*The problem:* If a line in the entries includes "target", show that line.

*Records for this exercise:*
[Start of Attachment]
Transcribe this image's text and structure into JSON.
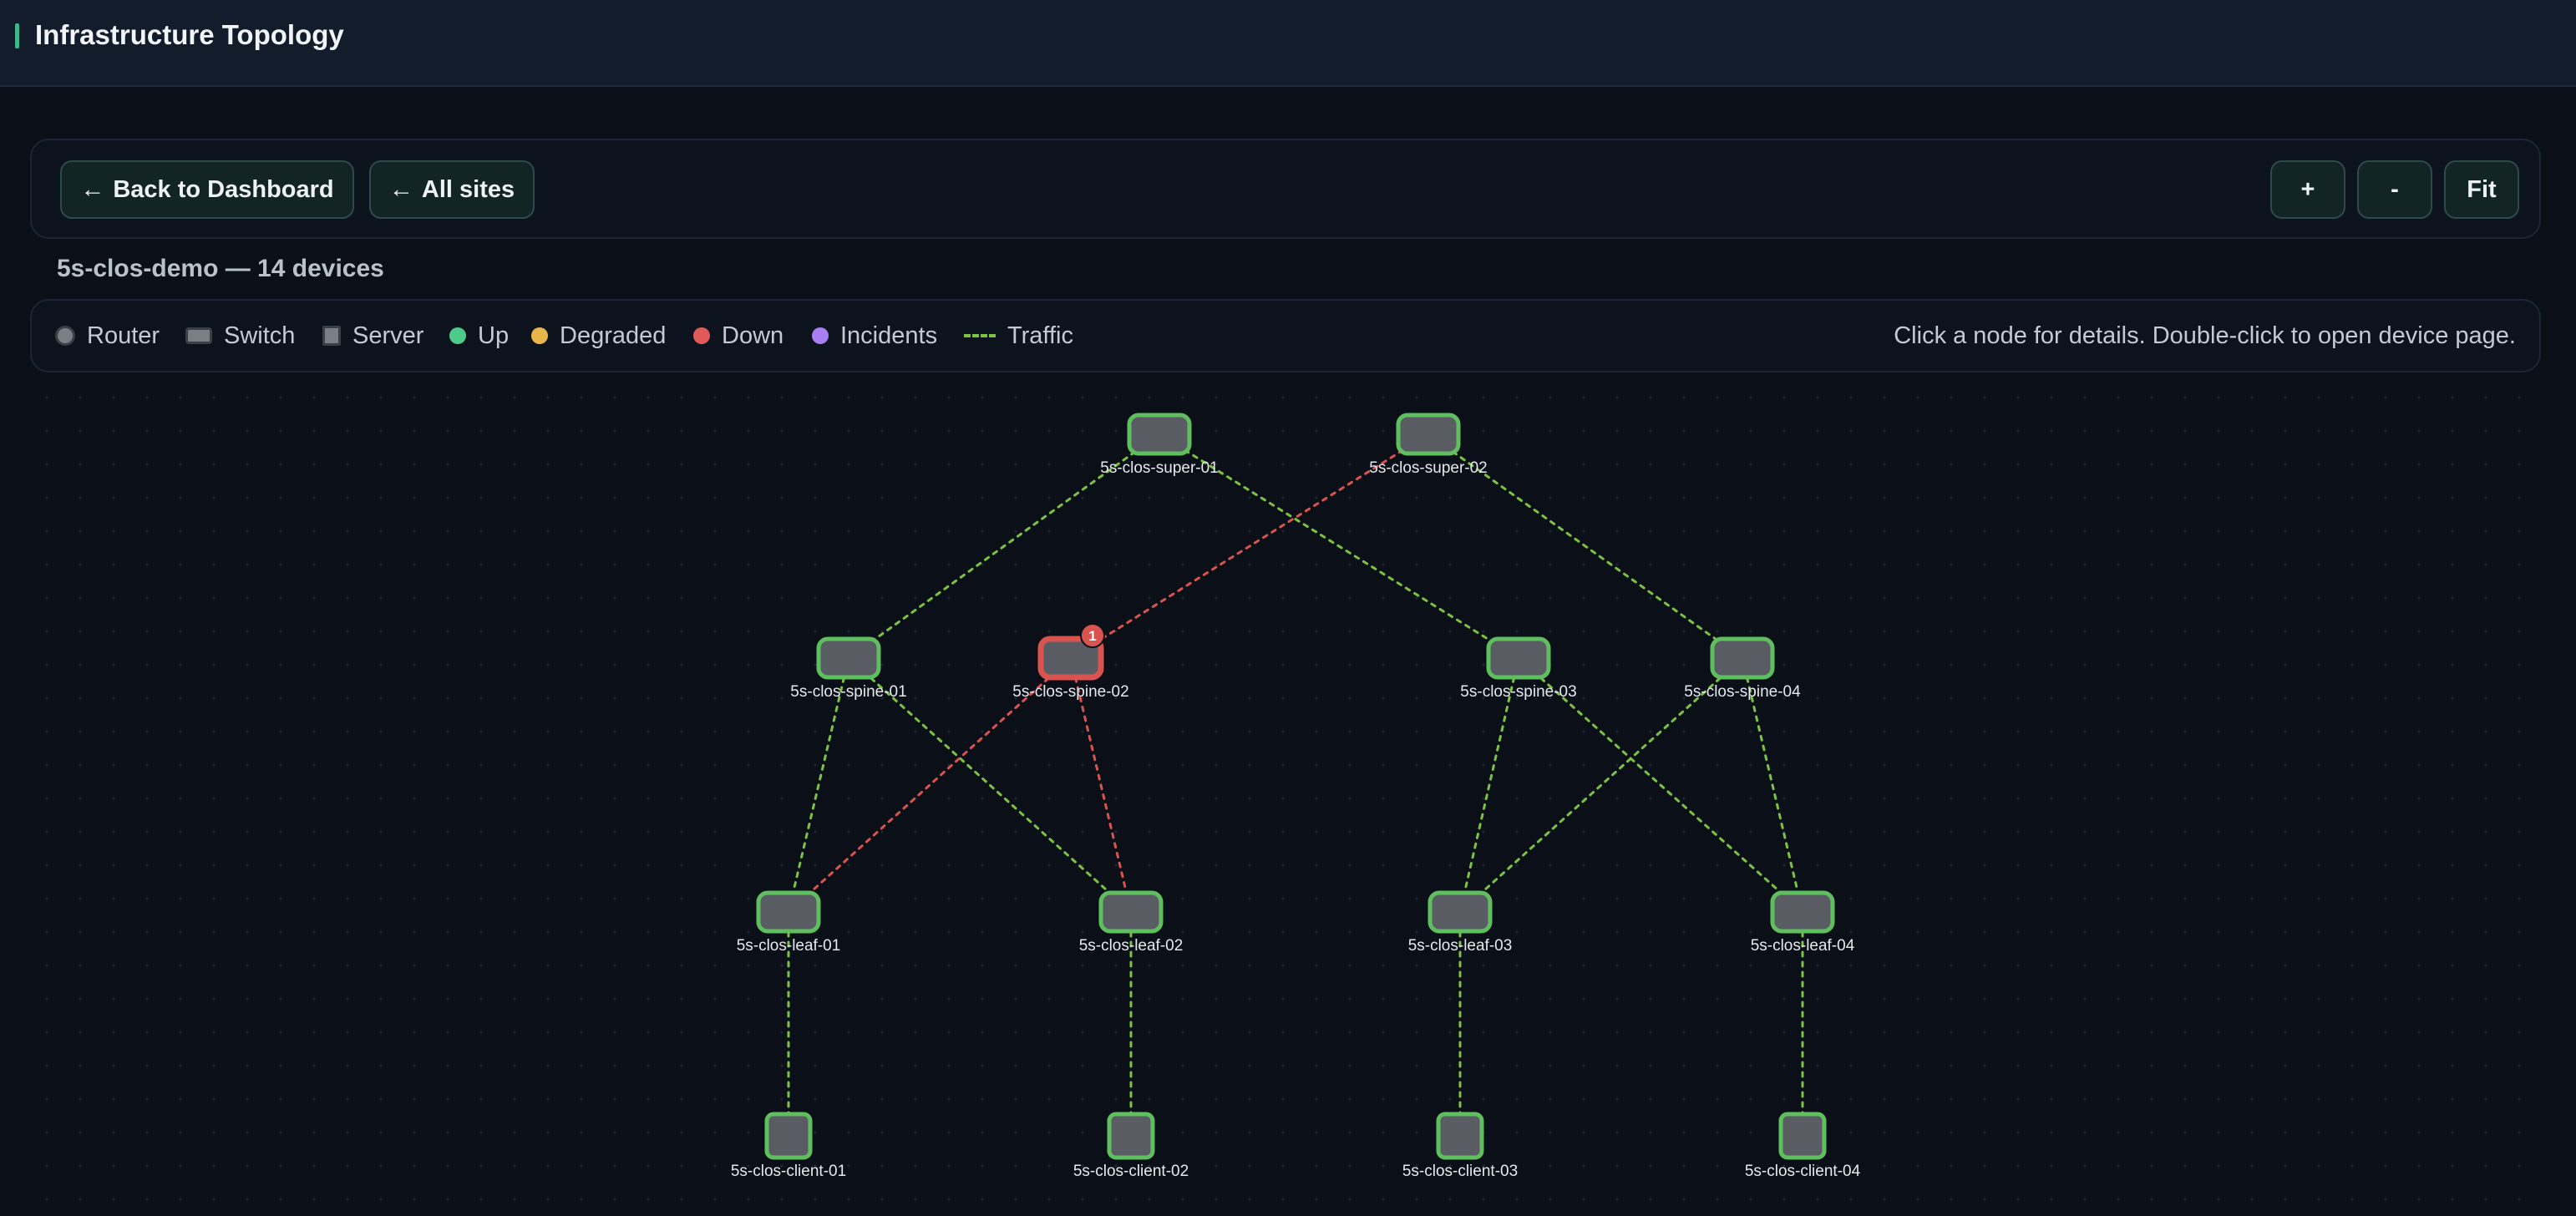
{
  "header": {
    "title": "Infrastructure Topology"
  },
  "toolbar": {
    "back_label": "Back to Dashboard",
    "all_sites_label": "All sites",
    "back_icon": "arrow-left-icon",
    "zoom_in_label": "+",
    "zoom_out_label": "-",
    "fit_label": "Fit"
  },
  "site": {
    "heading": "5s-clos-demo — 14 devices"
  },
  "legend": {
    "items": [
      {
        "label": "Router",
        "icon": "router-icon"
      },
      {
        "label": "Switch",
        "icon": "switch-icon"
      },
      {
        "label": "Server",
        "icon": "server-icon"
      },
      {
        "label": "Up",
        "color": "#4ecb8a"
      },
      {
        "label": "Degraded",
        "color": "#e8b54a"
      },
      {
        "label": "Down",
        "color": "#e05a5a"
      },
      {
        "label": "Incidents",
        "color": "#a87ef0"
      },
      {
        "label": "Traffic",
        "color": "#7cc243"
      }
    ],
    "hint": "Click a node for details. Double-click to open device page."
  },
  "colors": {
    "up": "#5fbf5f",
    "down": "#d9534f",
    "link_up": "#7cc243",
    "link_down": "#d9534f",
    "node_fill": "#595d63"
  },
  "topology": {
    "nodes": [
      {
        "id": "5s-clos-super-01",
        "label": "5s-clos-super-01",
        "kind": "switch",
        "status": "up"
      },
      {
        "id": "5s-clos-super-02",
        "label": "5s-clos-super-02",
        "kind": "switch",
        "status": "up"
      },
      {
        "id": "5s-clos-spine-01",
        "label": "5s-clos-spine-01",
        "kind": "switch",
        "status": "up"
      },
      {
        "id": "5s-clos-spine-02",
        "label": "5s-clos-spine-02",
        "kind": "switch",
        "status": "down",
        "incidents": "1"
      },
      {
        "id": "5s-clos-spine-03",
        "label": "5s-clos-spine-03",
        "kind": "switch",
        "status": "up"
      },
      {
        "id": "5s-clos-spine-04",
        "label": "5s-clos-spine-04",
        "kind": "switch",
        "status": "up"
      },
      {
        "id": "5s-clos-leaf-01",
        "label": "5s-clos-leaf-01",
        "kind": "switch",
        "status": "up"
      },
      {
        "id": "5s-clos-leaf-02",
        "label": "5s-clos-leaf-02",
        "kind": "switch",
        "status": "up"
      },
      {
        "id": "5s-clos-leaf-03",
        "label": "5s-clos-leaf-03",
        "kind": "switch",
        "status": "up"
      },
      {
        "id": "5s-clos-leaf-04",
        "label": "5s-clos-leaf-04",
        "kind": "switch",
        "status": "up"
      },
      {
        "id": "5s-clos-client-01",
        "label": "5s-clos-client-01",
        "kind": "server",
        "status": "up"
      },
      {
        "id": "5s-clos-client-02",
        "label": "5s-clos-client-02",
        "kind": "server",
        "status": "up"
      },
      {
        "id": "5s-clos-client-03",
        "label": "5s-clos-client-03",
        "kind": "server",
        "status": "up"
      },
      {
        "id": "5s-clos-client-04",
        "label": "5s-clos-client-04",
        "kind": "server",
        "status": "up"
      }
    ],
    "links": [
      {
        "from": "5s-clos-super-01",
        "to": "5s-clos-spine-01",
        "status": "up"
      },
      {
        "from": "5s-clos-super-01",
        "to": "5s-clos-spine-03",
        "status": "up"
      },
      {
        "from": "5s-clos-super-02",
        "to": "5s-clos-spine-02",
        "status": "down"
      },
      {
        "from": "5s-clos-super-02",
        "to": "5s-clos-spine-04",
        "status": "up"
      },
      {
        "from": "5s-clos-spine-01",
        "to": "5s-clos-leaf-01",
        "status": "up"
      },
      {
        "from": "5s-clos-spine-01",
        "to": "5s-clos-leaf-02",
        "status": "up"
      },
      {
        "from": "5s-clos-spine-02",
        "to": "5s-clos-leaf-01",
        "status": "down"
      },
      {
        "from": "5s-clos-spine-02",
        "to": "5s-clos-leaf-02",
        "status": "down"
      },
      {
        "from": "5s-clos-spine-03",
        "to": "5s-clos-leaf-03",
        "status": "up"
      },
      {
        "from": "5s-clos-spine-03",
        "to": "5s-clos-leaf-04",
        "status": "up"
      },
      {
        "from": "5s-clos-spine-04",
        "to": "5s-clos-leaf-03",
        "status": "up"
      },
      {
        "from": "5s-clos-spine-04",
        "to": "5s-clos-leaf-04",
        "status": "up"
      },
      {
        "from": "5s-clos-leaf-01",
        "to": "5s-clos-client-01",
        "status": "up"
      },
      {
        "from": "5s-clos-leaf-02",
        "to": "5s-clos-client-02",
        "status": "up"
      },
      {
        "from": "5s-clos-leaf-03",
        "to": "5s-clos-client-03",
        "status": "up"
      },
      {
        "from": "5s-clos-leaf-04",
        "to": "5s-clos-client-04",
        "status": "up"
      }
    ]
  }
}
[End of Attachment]
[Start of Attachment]
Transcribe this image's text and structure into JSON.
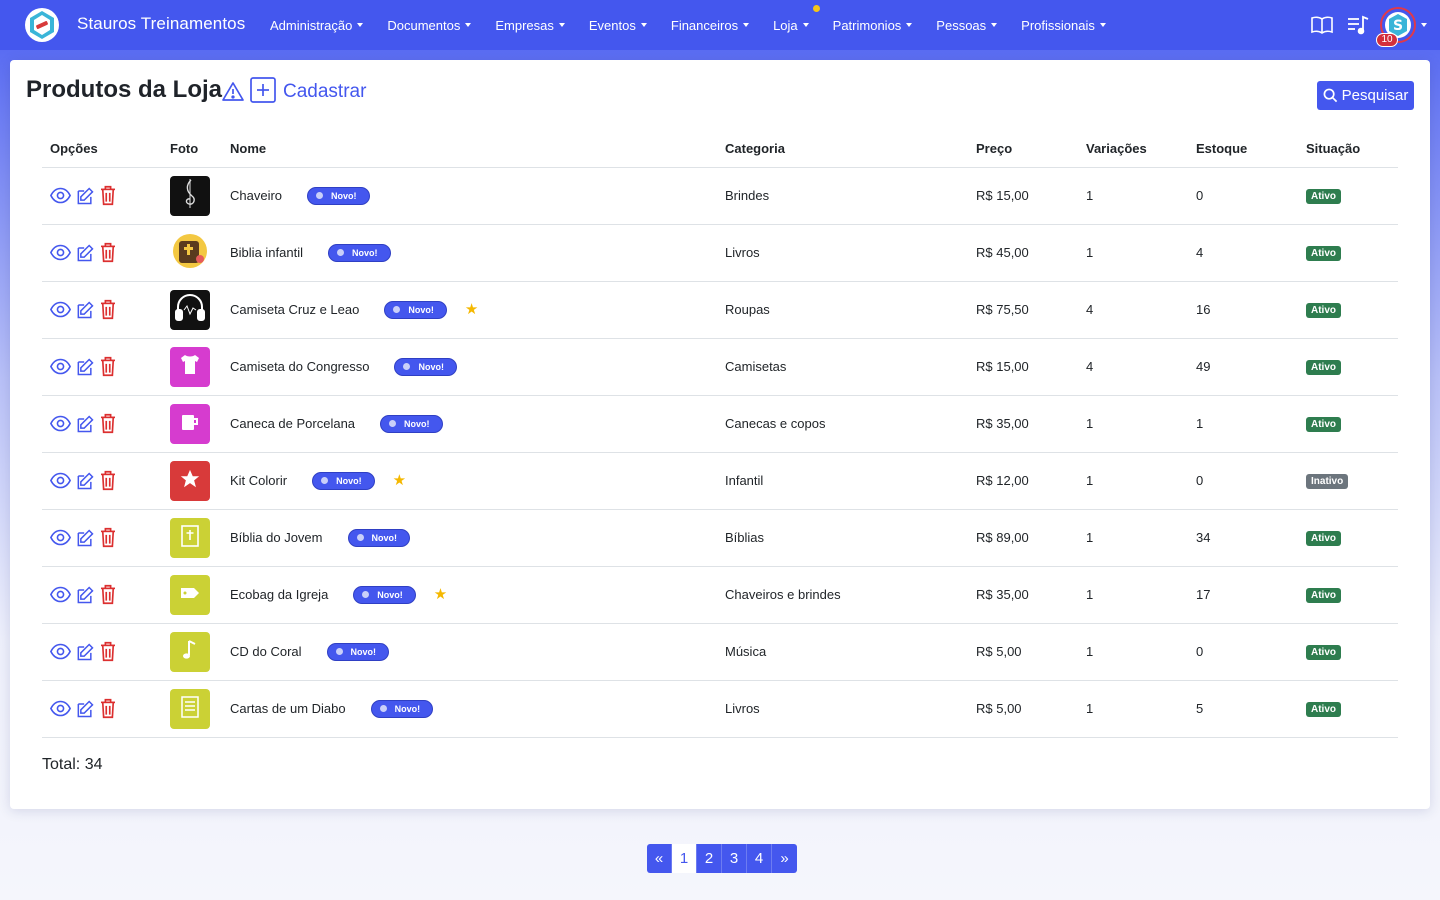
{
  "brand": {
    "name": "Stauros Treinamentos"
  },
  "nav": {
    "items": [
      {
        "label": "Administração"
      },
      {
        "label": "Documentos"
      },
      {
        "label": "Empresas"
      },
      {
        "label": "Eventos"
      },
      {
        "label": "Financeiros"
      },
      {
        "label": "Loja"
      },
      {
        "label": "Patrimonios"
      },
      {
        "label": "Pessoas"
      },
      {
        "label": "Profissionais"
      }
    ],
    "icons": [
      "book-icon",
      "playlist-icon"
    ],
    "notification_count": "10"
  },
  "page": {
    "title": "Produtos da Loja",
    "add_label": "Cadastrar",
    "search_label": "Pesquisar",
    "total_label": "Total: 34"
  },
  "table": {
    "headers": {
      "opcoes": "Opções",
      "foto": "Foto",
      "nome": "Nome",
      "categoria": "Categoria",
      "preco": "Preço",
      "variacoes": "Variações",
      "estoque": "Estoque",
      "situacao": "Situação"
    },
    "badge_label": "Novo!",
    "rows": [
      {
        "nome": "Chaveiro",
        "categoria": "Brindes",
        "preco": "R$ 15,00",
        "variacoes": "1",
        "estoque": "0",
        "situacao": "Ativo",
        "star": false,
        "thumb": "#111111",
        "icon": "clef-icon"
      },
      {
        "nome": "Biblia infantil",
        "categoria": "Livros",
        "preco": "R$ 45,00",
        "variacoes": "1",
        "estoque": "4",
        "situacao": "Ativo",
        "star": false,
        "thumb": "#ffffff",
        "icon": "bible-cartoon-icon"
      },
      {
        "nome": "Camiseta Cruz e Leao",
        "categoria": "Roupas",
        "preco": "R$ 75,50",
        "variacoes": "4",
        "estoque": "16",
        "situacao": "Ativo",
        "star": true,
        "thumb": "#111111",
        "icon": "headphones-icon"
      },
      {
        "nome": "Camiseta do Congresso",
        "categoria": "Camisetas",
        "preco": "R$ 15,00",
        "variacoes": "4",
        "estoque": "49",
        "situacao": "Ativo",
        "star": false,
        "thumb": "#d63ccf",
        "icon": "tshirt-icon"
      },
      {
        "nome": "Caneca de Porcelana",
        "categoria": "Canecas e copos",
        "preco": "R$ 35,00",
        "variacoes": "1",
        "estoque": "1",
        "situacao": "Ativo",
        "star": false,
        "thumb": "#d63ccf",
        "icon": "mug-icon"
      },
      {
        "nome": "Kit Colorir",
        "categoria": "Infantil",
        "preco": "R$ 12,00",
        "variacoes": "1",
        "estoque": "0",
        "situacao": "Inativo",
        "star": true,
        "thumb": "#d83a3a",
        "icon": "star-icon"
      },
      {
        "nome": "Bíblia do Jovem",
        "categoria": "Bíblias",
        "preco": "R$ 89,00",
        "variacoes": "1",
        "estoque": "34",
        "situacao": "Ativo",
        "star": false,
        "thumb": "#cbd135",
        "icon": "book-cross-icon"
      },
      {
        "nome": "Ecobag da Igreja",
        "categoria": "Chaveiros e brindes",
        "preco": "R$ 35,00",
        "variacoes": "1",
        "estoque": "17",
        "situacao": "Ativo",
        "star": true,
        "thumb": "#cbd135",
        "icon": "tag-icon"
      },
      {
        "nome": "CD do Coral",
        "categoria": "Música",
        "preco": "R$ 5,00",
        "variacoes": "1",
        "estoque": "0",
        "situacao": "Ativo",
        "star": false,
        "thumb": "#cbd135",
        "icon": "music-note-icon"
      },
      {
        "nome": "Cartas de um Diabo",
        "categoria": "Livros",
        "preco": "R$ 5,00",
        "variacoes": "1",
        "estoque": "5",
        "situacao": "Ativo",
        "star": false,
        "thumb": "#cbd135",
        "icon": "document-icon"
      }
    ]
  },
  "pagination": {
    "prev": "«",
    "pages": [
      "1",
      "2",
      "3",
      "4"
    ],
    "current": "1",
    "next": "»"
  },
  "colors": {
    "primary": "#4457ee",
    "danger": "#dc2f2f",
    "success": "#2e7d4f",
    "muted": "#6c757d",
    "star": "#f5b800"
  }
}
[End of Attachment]
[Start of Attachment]
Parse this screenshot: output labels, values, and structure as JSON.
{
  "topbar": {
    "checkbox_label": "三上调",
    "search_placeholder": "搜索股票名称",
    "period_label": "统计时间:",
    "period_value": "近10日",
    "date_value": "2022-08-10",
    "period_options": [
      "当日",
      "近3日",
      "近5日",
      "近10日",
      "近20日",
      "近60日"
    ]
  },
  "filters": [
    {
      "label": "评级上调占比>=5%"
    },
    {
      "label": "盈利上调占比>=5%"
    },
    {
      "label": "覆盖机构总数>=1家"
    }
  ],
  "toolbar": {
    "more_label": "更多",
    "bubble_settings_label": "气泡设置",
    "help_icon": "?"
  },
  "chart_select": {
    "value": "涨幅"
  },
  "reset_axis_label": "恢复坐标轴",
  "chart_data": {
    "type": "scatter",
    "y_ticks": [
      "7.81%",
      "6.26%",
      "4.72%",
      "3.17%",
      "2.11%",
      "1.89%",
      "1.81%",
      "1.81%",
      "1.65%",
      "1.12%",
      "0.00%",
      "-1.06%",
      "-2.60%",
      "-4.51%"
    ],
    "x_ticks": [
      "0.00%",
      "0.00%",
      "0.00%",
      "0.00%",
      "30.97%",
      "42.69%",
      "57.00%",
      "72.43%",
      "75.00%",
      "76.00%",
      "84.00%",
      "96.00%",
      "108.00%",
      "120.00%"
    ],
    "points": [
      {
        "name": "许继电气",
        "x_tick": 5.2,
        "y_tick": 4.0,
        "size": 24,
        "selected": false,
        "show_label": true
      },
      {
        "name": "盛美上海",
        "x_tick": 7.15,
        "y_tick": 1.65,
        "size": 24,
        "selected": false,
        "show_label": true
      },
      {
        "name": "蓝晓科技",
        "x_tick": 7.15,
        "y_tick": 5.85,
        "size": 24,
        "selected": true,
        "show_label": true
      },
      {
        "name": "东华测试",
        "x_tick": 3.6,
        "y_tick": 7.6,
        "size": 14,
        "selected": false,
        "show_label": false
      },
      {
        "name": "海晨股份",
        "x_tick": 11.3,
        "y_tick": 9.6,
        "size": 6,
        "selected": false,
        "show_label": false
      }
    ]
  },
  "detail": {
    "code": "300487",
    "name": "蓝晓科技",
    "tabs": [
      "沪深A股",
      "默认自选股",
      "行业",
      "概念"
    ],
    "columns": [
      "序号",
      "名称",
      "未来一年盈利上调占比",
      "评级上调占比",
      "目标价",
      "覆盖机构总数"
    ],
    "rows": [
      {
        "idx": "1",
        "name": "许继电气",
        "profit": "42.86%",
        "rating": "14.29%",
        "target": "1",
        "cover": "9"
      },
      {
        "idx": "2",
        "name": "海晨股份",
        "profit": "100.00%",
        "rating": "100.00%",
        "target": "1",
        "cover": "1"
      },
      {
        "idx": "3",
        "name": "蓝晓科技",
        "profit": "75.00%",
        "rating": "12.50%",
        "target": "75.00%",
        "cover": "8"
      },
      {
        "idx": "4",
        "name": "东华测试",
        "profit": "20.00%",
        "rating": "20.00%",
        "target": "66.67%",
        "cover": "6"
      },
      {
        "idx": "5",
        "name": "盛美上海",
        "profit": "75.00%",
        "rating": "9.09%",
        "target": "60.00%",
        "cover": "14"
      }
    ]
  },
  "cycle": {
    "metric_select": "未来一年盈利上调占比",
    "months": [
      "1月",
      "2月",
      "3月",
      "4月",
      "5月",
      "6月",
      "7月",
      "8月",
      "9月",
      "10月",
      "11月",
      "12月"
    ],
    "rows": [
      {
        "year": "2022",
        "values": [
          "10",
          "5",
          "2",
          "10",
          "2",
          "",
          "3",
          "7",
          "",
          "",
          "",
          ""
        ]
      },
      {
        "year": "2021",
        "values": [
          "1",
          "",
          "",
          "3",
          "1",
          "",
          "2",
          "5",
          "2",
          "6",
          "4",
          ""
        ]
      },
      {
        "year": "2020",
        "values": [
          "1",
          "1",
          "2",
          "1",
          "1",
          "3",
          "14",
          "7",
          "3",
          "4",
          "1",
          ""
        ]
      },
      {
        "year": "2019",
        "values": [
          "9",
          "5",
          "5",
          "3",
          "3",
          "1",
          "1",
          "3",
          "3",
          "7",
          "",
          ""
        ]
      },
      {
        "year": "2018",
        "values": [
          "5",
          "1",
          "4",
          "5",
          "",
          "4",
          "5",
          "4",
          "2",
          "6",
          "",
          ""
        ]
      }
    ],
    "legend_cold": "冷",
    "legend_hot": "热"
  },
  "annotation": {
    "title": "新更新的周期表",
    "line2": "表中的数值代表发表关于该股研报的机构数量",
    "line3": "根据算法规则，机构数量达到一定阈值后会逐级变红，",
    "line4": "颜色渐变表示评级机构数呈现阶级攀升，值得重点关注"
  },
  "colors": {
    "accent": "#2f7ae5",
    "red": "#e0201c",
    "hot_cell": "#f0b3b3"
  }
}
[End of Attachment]
*Response to the task:*
        "target": "1",
        "target": "1",
        "target": "75.00%",
        "target": "66.67%",
        "target": "60.00%",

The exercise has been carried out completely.